[Element data from apps and pages]
________________________

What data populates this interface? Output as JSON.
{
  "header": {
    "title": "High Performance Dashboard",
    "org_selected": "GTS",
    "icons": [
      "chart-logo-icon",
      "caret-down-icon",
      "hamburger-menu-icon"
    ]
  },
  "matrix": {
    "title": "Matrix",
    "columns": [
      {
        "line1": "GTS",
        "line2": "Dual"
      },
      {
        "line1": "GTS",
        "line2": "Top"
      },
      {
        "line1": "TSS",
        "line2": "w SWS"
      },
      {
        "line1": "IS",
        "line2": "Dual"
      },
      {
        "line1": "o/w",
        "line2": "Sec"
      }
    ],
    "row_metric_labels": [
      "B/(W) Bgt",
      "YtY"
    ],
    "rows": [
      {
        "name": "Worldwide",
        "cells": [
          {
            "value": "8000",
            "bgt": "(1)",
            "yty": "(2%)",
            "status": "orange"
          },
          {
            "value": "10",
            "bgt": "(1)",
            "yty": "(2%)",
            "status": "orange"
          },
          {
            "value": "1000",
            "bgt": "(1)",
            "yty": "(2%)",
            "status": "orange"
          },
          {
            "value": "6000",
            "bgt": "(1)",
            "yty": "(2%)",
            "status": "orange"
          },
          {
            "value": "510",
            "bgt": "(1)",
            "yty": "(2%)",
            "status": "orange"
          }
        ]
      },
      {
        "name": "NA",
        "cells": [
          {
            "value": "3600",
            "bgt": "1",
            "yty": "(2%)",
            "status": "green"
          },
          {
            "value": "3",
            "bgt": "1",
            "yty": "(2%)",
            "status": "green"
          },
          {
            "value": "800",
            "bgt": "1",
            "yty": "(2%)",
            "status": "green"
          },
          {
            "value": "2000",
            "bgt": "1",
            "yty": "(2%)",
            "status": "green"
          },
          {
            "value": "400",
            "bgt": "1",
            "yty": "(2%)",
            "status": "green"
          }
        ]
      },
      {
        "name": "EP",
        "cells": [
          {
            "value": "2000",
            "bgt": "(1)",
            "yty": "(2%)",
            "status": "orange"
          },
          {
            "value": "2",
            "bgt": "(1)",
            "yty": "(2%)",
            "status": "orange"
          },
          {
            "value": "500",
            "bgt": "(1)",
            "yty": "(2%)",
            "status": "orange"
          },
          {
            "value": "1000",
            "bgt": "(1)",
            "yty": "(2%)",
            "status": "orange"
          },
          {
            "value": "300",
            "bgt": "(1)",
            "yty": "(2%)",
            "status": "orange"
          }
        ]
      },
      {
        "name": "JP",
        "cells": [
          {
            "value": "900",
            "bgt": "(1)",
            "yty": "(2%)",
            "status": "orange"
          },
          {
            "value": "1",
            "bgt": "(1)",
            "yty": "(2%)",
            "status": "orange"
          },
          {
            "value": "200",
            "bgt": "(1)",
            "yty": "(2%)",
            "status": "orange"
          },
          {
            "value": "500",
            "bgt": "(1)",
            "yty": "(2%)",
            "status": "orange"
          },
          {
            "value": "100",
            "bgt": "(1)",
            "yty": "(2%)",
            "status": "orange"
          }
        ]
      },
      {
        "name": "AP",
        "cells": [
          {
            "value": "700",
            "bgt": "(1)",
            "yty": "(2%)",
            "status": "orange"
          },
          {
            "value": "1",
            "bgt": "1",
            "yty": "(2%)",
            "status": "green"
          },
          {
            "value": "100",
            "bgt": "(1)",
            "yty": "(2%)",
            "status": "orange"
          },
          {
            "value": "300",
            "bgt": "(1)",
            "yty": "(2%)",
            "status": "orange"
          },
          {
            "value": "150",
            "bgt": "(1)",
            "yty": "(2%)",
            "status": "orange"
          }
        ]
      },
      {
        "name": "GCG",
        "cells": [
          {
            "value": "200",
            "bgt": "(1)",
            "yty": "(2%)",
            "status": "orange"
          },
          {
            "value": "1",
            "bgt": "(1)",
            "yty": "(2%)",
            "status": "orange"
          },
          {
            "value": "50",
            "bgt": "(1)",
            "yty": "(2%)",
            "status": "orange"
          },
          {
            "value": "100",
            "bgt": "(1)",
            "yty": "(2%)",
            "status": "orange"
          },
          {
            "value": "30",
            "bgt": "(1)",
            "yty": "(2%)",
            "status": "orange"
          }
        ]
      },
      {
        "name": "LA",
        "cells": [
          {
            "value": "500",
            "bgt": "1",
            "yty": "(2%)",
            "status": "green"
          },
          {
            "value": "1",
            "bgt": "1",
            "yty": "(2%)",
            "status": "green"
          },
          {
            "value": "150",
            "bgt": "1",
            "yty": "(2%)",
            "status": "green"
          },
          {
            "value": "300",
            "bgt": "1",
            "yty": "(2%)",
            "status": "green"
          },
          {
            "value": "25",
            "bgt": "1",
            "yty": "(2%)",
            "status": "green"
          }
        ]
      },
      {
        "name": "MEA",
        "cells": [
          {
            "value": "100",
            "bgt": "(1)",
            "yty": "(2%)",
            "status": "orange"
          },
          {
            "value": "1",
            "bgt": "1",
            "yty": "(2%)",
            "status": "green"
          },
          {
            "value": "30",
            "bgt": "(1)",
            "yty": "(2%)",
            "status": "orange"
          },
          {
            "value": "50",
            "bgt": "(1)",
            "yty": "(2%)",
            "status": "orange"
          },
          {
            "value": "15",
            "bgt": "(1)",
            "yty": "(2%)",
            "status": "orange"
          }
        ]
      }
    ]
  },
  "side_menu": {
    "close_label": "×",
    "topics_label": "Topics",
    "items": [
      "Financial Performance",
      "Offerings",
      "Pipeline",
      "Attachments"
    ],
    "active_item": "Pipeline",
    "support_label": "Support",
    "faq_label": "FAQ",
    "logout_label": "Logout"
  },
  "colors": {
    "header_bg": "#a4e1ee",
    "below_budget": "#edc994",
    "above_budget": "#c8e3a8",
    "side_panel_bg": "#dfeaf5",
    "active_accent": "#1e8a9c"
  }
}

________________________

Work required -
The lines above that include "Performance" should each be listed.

Task result -
    "title": "High Performance Dashboard",
      "Financial Performance",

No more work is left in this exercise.